The simplest method for treating low back pain may actually be the best method, according to a study published in the February 2009 issue of Journal of the American Academy of Orthopaedic Surgeons. The study finds that in most cases of symptomatic lumbar degenerative disk disease, a common cause of low back pain, the most effective treatment is simply a combination of physical therapy and anti-inflammatory medication. While back injuries in Workers' Compensation commonly arise from a specific incident, degenerative disc disease is often involved.

According to the review findings:

1. 90% of patients with low back pain will see their symptoms fade on their own within three months

2. Most of those patients will recover within six weeks.

According to a press release summarizing the study, researchers determined that, barring an emergency, the initial treatment of all patients with low back pain should be noninvasive. Noninvasive treatments have helped patients strengthen the injured area and prevent further strain. These include:

1. Physical therapy that focuses on strengthening core muscle groups in the abdominal area and the lower back reducing disc-related pain.

2. Non-steroidal anti-inflammatory drugs (NSAIDs) such as ibuprofen and naproxen provide short-term relief of low back pain.
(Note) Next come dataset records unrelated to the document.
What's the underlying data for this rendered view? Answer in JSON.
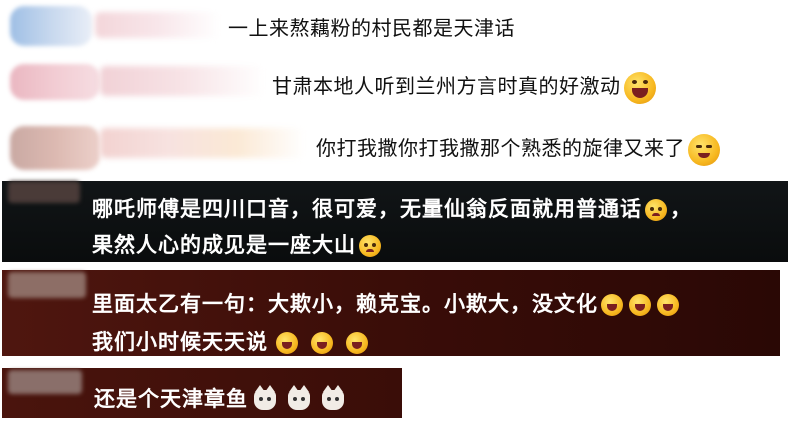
{
  "comments": [
    {
      "text": "一上来熬藕粉的村民都是天津话",
      "emojis": []
    },
    {
      "text": "甘肃本地人听到兰州方言时真的好激动",
      "emojis": [
        "laugh-emoji"
      ]
    },
    {
      "text": "你打我撒你打我撒那个熟悉的旋律又来了",
      "emojis": [
        "smile-emoji"
      ]
    },
    {
      "line1": "哪吒师傅是四川口音，很可爱，无量仙翁反面就用普通话",
      "line1_tail": "，",
      "line2": "果然人心的成见是一座大山",
      "emojis": [
        "sad-emoji",
        "sad-emoji"
      ]
    },
    {
      "line1": "里面太乙有一句：大欺小，赖克宝。小欺大，没文化",
      "line2": "我们小时候天天说",
      "emojis": [
        "laugh-cry-emoji",
        "laugh-cry-emoji",
        "laugh-cry-emoji",
        "laugh-cry-emoji",
        "laugh-cry-emoji",
        "laugh-cry-emoji"
      ]
    },
    {
      "text": "还是个天津章鱼",
      "emojis": [
        "cat-emoji",
        "cat-emoji",
        "cat-emoji"
      ]
    }
  ]
}
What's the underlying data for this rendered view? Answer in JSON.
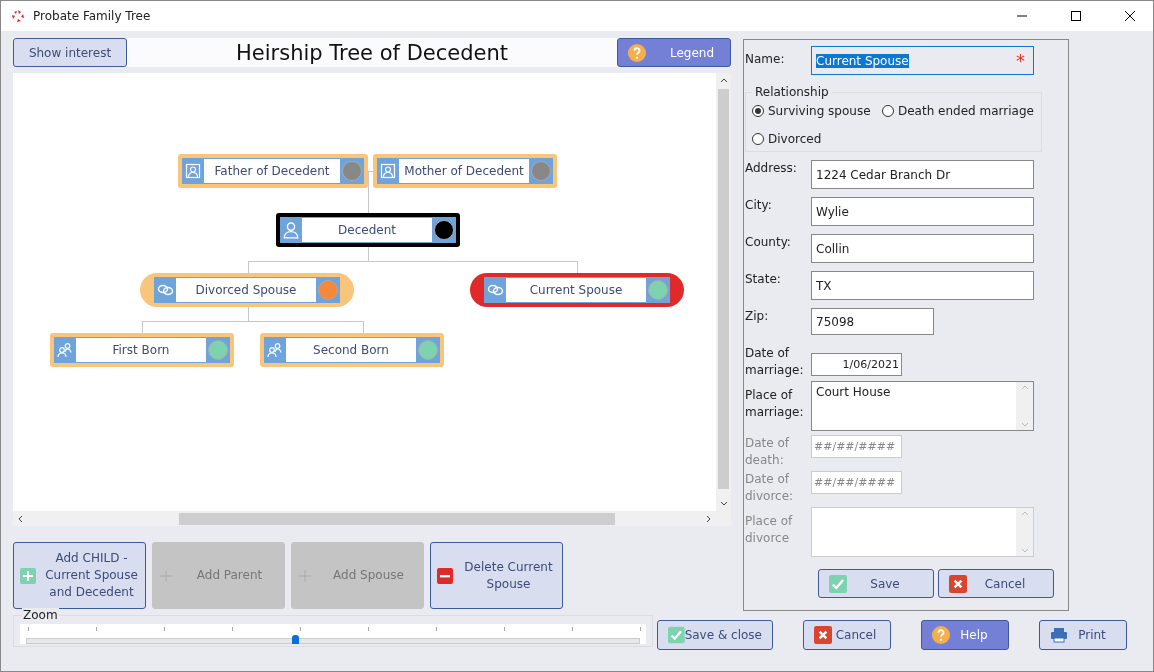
{
  "window": {
    "title": "Probate Family Tree"
  },
  "header": {
    "show_interest": "Show interest",
    "title": "Heirship Tree of Decedent",
    "legend": "Legend"
  },
  "tree": {
    "parents": [
      {
        "label": "Father of Decedent",
        "color": "#888888",
        "selected": false
      },
      {
        "label": "Mother of Decedent",
        "color": "#888888",
        "selected": false
      }
    ],
    "decedent": {
      "label": "Decedent",
      "color": "#000000",
      "selected": false
    },
    "spouses": [
      {
        "label": "Divorced Spouse",
        "color": "#f5883a",
        "selected": false,
        "children": [
          {
            "label": "First Born",
            "color": "#7dd3b0",
            "selected": false
          },
          {
            "label": "Second Born",
            "color": "#7dd3b0",
            "selected": false
          }
        ]
      },
      {
        "label": "Current Spouse",
        "color": "#7dd3b0",
        "selected": true
      }
    ]
  },
  "actions": [
    {
      "label": "Add CHILD - Current Spouse and Decedent",
      "kind": "add",
      "disabled": false
    },
    {
      "label": "Add Parent",
      "kind": "add",
      "disabled": true
    },
    {
      "label": "Add Spouse",
      "kind": "add",
      "disabled": true
    },
    {
      "label": "Delete Current Spouse",
      "kind": "delete",
      "disabled": false
    }
  ],
  "zoom": {
    "label": "Zoom",
    "level": 0.44
  },
  "form": {
    "name": {
      "label": "Name:",
      "value": "Current Spouse",
      "required_mark": "*"
    },
    "relationship": {
      "legend": "Relationship",
      "options": [
        {
          "label": "Surviving spouse",
          "selected": true
        },
        {
          "label": "Death ended marriage",
          "selected": false
        },
        {
          "label": "Divorced",
          "selected": false
        }
      ]
    },
    "fields": [
      {
        "label": "Address:",
        "value": "1224 Cedar Branch Dr",
        "kind": "text",
        "disabled": false
      },
      {
        "label": "City:",
        "value": "Wylie",
        "kind": "text",
        "disabled": false
      },
      {
        "label": "County:",
        "value": "Collin",
        "kind": "text",
        "disabled": false
      },
      {
        "label": "State:",
        "value": "TX",
        "kind": "text",
        "disabled": false
      },
      {
        "label": "Zip:",
        "value": "75098",
        "kind": "short",
        "disabled": false
      },
      {
        "label": "Date of marriage:",
        "value": "1/06/2021",
        "kind": "date",
        "disabled": false
      },
      {
        "label": "Place of marriage:",
        "value": "Court House",
        "kind": "memo",
        "disabled": false
      },
      {
        "label": "Date of death:",
        "placeholder": "##/##/####",
        "kind": "date",
        "disabled": true
      },
      {
        "label": "Date of divorce:",
        "placeholder": "##/##/####",
        "kind": "date",
        "disabled": true
      },
      {
        "label": "Place of divorce",
        "kind": "memo",
        "disabled": true
      }
    ],
    "buttons": [
      {
        "label": "Save",
        "kind": "ok"
      },
      {
        "label": "Cancel",
        "kind": "cancel"
      }
    ]
  },
  "footer": [
    {
      "label": "Save & close",
      "kind": "ok"
    },
    {
      "label": "Cancel",
      "kind": "cancel"
    },
    {
      "label": "Help",
      "kind": "help"
    },
    {
      "label": "Print",
      "kind": "print"
    }
  ]
}
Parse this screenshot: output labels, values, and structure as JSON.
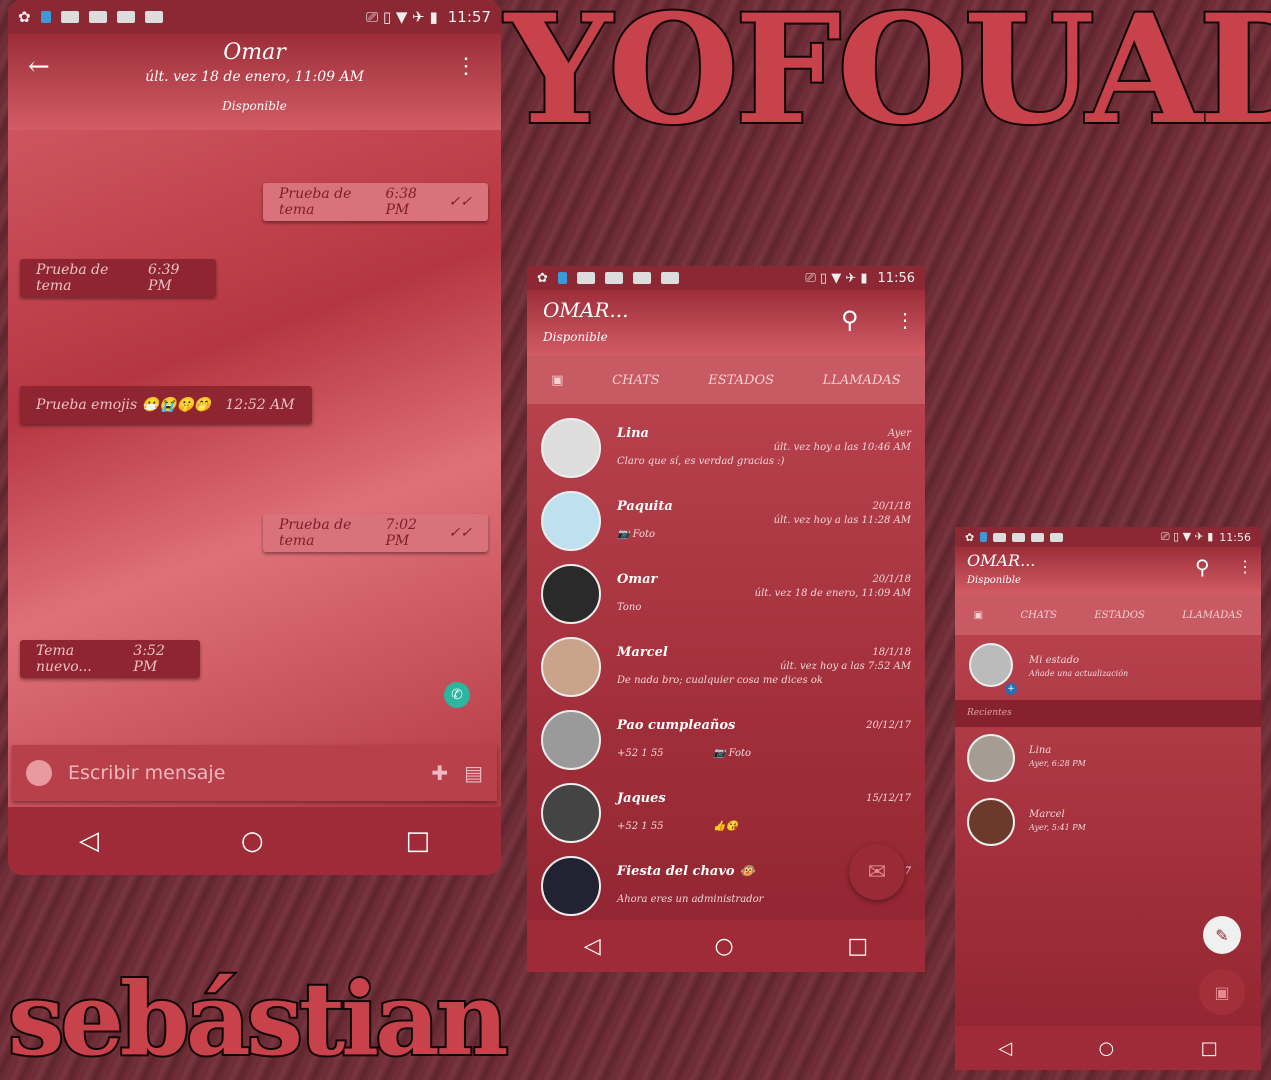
{
  "overlay": {
    "title": "YOFOUAD",
    "signature": "sebástian"
  },
  "chat_screen": {
    "time": "11:57",
    "contact": "Omar",
    "last_seen": "últ. vez 18 de enero, 11:09 AM",
    "status": "Disponible",
    "messages": [
      {
        "dir": "out",
        "text": "Prueba de tema",
        "time": "6:38 PM",
        "ticks": "✓✓"
      },
      {
        "dir": "in",
        "text": "Prueba de tema",
        "time": "6:39 PM"
      },
      {
        "dir": "in",
        "text": "Prueba emojis 😷😭🤫🤭",
        "time": "12:52 AM"
      },
      {
        "dir": "out",
        "text": "Prueba de tema",
        "time": "7:02 PM",
        "ticks": "✓✓"
      },
      {
        "dir": "in",
        "text": "Tema nuevo...",
        "time": "3:52 PM"
      }
    ],
    "input_placeholder": "Escribir mensaje"
  },
  "chats_screen": {
    "time": "11:56",
    "title": "OMAR...",
    "status": "Disponible",
    "tabs": [
      "CHATS",
      "ESTADOS",
      "LLAMADAS"
    ],
    "chats": [
      {
        "name": "Lina",
        "preview": "Claro que sí, es verdad gracias :)",
        "date": "Ayer",
        "seen": "últ. vez hoy a las 10:46 AM"
      },
      {
        "name": "Paquita",
        "preview": "📷 Foto",
        "date": "20/1/18",
        "seen": "últ. vez hoy a las 11:28 AM"
      },
      {
        "name": "Omar",
        "preview": "Tono",
        "date": "20/1/18",
        "seen": "últ. vez 18 de enero, 11:09 AM"
      },
      {
        "name": "Marcel",
        "preview": "De nada bro; cualquier cosa me dices ok",
        "date": "18/1/18",
        "seen": "últ. vez hoy a las 7:52 AM"
      },
      {
        "name": "Pao cumpleaños",
        "preview": "+52 1 55",
        "extra": "📷 Foto",
        "date": "20/12/17"
      },
      {
        "name": "Jaques",
        "preview": "+52 1 55",
        "extra": "👍😘",
        "date": "15/12/17"
      },
      {
        "name": "Fiesta del chavo 🐵",
        "preview": "Ahora eres un administrador",
        "date": "7"
      }
    ]
  },
  "status_screen": {
    "time": "11:56",
    "title": "OMAR...",
    "status": "Disponible",
    "tabs": [
      "CHATS",
      "ESTADOS",
      "LLAMADAS"
    ],
    "my_status": {
      "name": "Mi estado",
      "hint": "Añade una actualización"
    },
    "section": "Recientes",
    "updates": [
      {
        "name": "Lina",
        "time": "Ayer, 6:28 PM"
      },
      {
        "name": "Marcel",
        "time": "Ayer, 5:41 PM"
      }
    ]
  },
  "colors": {
    "accent": "#c04a55",
    "dark": "#8c2833",
    "fab_green": "#2ab6a0"
  }
}
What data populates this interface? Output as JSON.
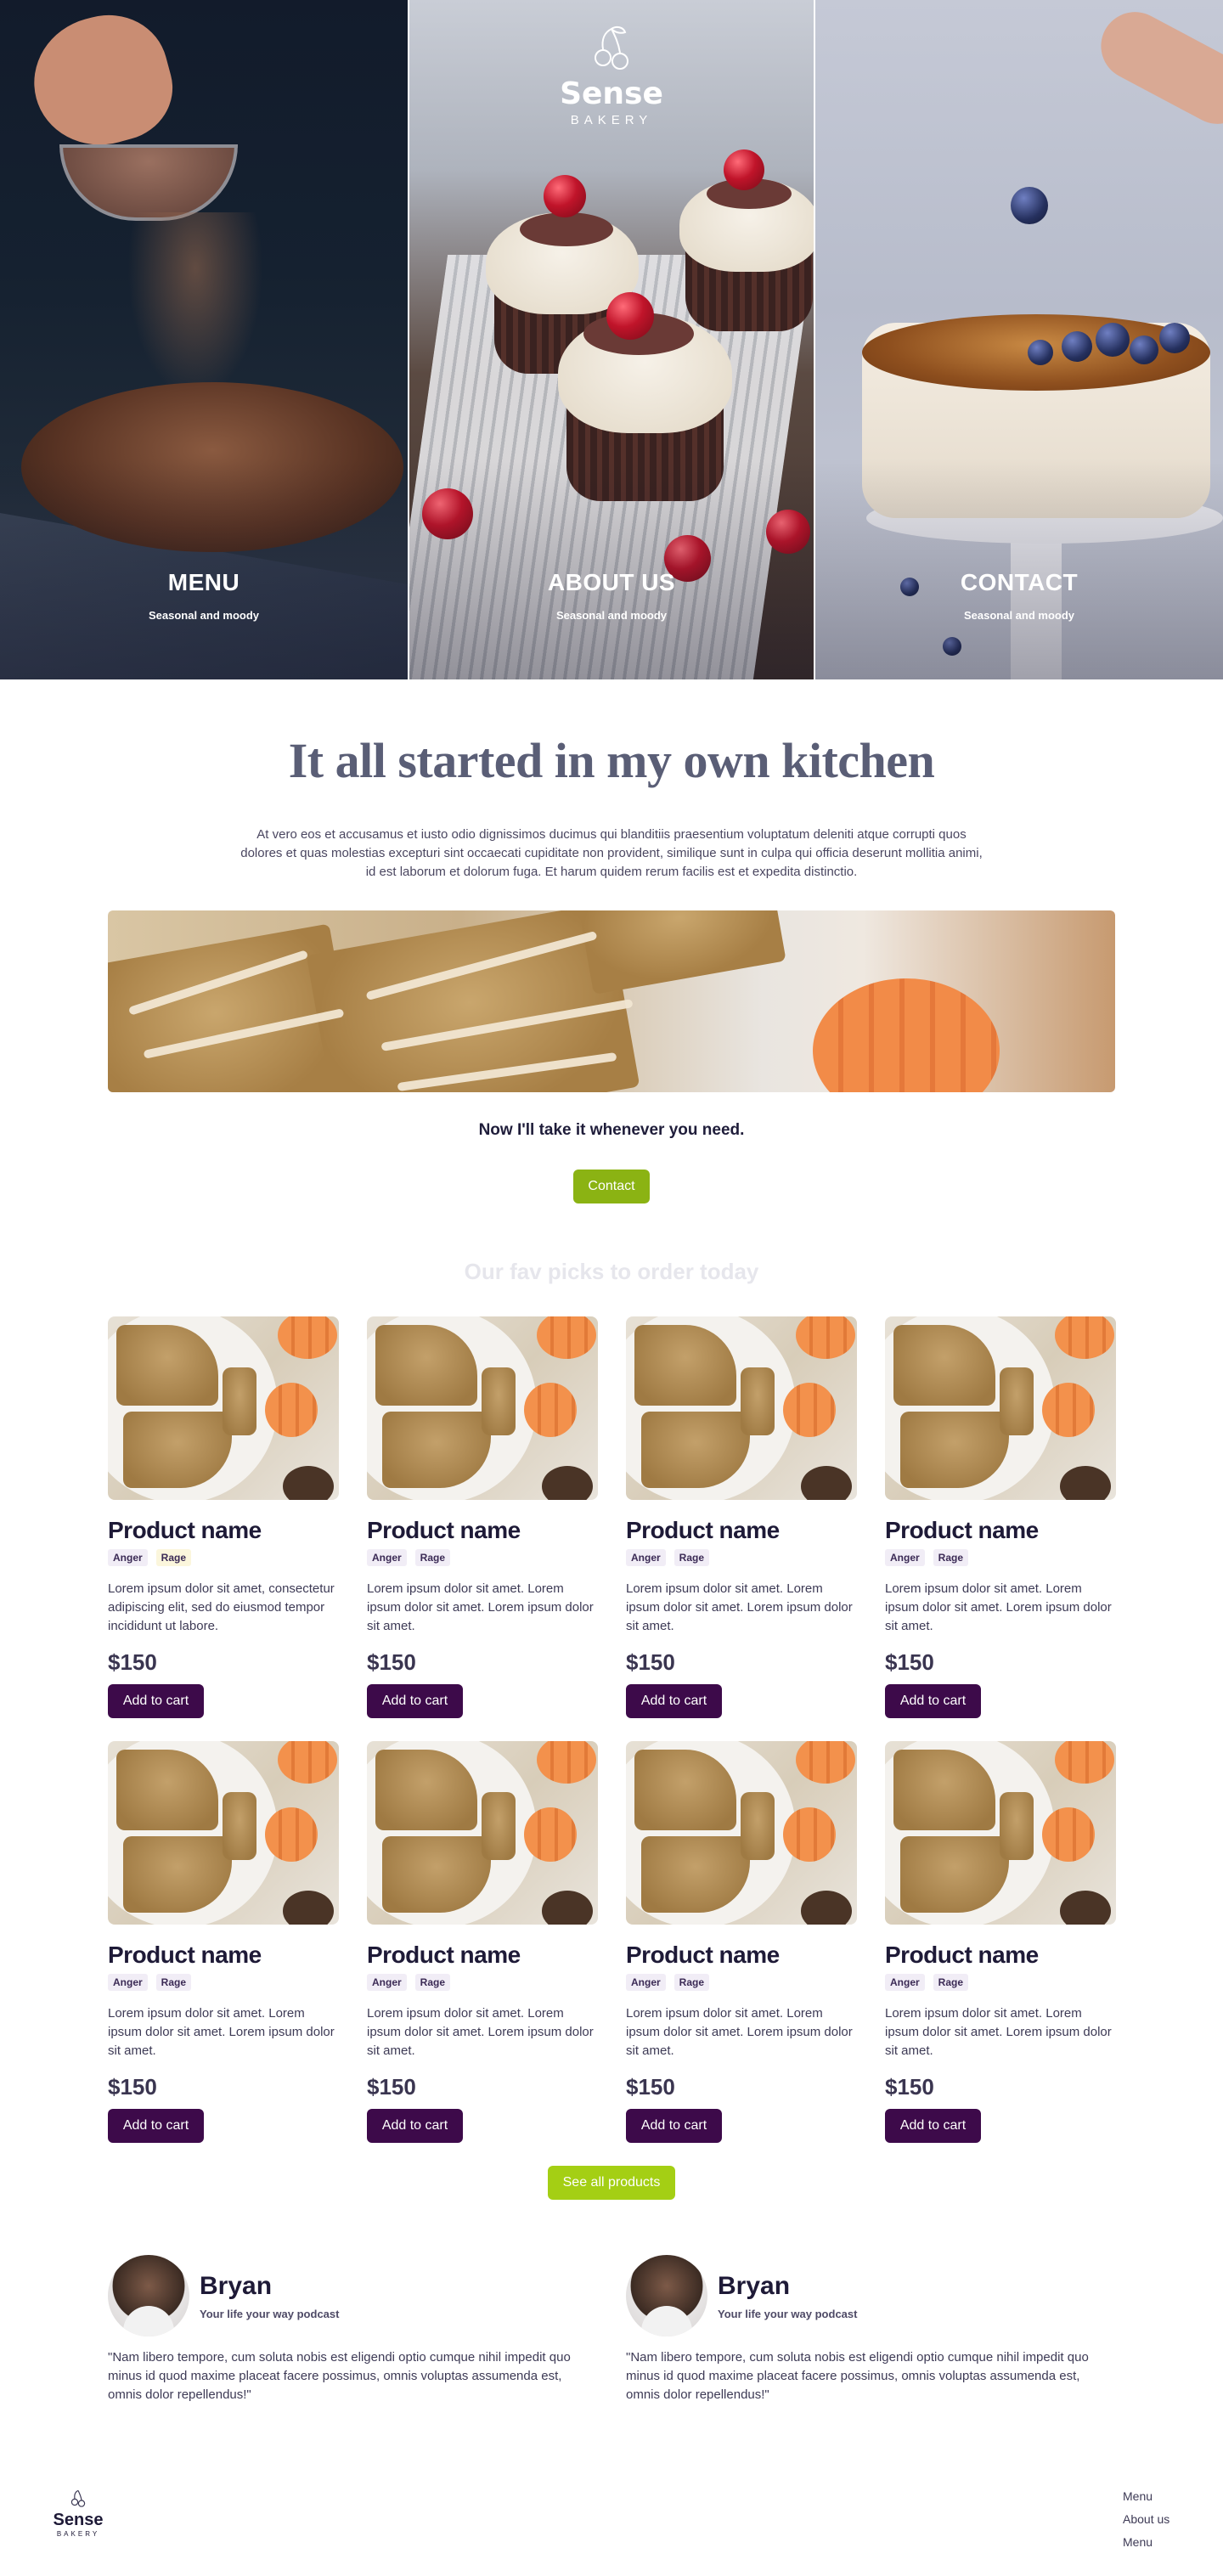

No one NSAID was found to be more effective than another.

3. Educating patients on better body mechanics--for example, lifting with the legs instead of the back-- lessens the strain that is placed on the lumbar region.

4. Exercise, as opposed to bed rest, improves function and decreases pain in adult patients with chronic low back pain.

"Surgery should be the last option, but too often patients think of surgery as a cure all and are eager to embark on it," says Luke Madigan, M.D., an attending physician at Knoxville Orthopaedic Clinic, Knoxville, TN, and the lead author of the review. "Also, surgeons should pay close attention to the list of contraindications, and recommend surgery only for those patients who are truly likely to benefit from it."